### [WHAT IS BEING ASKED]
Keep only the lines that hold the string "private", filtering out the rest of the entries below.

-- DATA FOR REVIEW follows --

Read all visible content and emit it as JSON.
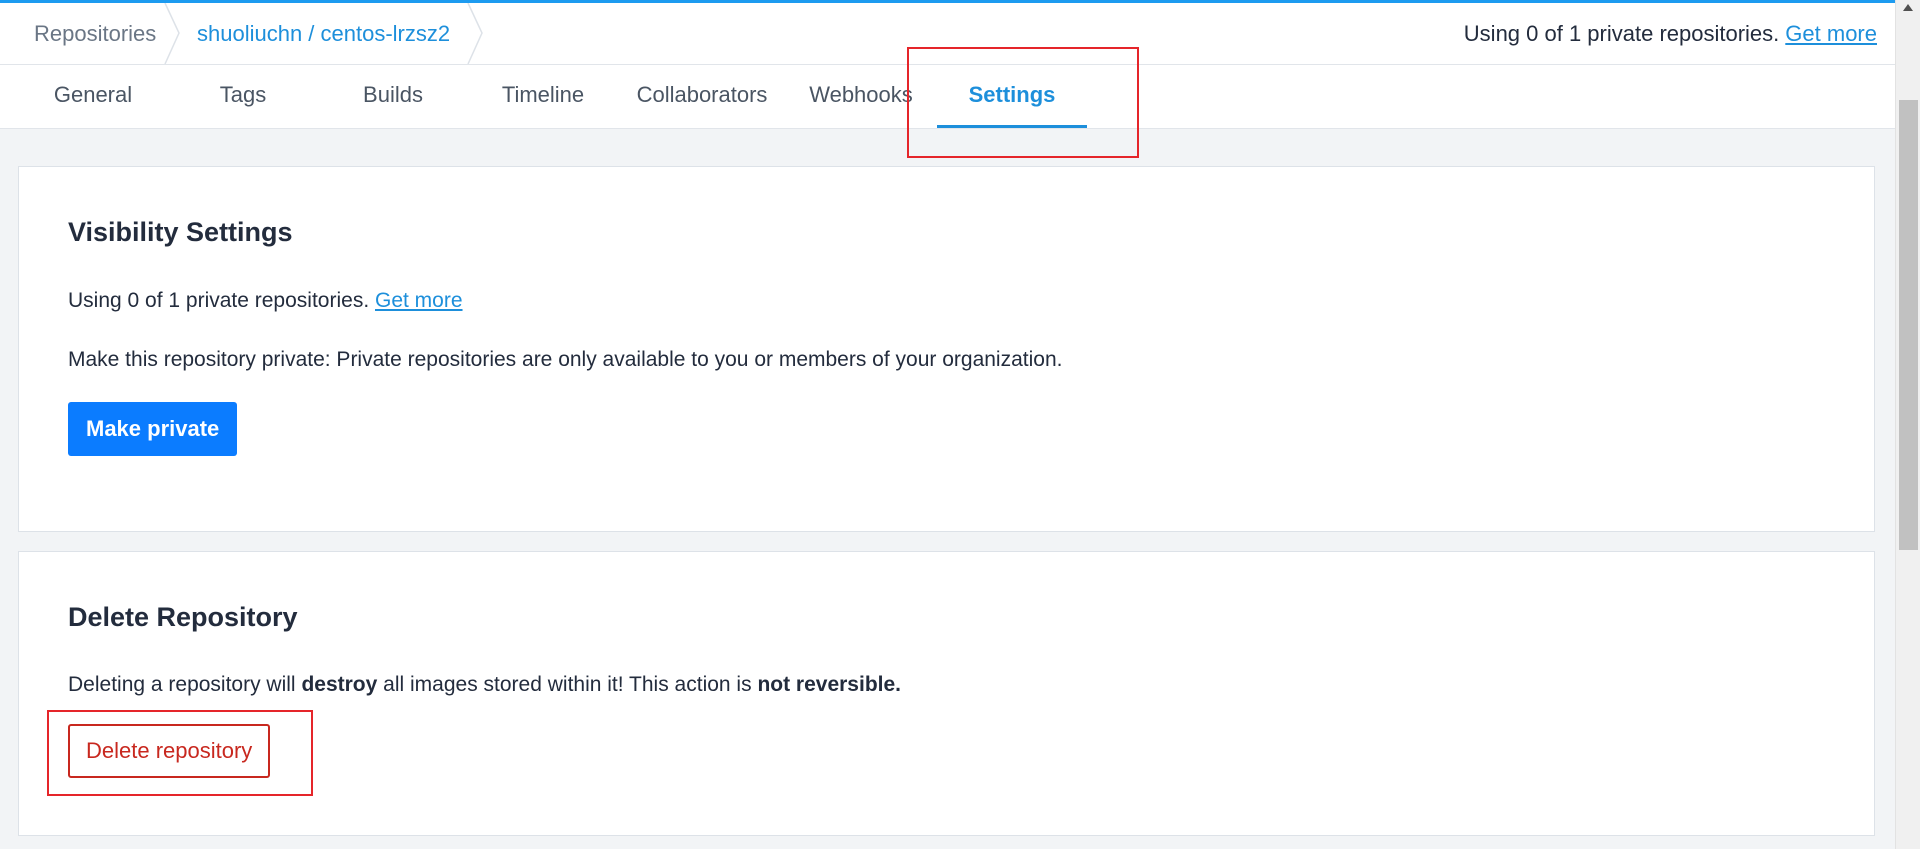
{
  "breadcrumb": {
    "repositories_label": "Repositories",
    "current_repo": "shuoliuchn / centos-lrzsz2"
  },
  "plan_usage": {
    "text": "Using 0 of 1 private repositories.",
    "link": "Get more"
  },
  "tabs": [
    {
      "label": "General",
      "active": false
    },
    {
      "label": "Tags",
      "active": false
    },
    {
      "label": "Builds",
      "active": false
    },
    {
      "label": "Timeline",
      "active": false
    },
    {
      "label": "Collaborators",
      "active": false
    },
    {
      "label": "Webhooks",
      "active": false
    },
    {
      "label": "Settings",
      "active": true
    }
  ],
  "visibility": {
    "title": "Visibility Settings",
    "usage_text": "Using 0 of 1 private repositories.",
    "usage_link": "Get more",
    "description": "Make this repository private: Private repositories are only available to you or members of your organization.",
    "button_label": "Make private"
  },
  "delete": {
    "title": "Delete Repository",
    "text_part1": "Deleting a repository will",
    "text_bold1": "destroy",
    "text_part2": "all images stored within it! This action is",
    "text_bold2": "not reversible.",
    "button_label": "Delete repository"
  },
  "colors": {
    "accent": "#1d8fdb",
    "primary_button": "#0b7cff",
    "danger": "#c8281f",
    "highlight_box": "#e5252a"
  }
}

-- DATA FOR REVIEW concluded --
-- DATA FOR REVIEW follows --

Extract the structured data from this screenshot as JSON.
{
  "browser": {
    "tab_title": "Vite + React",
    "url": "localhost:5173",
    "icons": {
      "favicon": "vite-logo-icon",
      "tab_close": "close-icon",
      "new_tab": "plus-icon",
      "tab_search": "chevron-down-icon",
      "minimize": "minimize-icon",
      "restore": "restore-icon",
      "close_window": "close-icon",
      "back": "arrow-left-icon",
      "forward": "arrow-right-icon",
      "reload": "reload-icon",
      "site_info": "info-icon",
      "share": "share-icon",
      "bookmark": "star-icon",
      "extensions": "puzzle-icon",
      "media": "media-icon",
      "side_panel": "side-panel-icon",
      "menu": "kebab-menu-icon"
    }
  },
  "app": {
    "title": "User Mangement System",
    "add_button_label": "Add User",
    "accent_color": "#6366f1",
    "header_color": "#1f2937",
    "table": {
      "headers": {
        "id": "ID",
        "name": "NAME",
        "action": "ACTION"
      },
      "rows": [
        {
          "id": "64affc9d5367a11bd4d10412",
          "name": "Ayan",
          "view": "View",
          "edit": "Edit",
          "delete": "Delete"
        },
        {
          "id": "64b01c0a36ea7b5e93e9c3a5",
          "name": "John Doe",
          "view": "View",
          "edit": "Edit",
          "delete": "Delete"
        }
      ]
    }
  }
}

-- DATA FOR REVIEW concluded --

### [RESPONSE TO THIS EXERCISE]
    "text": "Using 0 of 1 private repositories.",
    "usage_text": "Using 0 of 1 private repositories.",
    "description": "Make this repository private: Private repositories are only available to you or members of your organization.",
    "button_label": "Make private"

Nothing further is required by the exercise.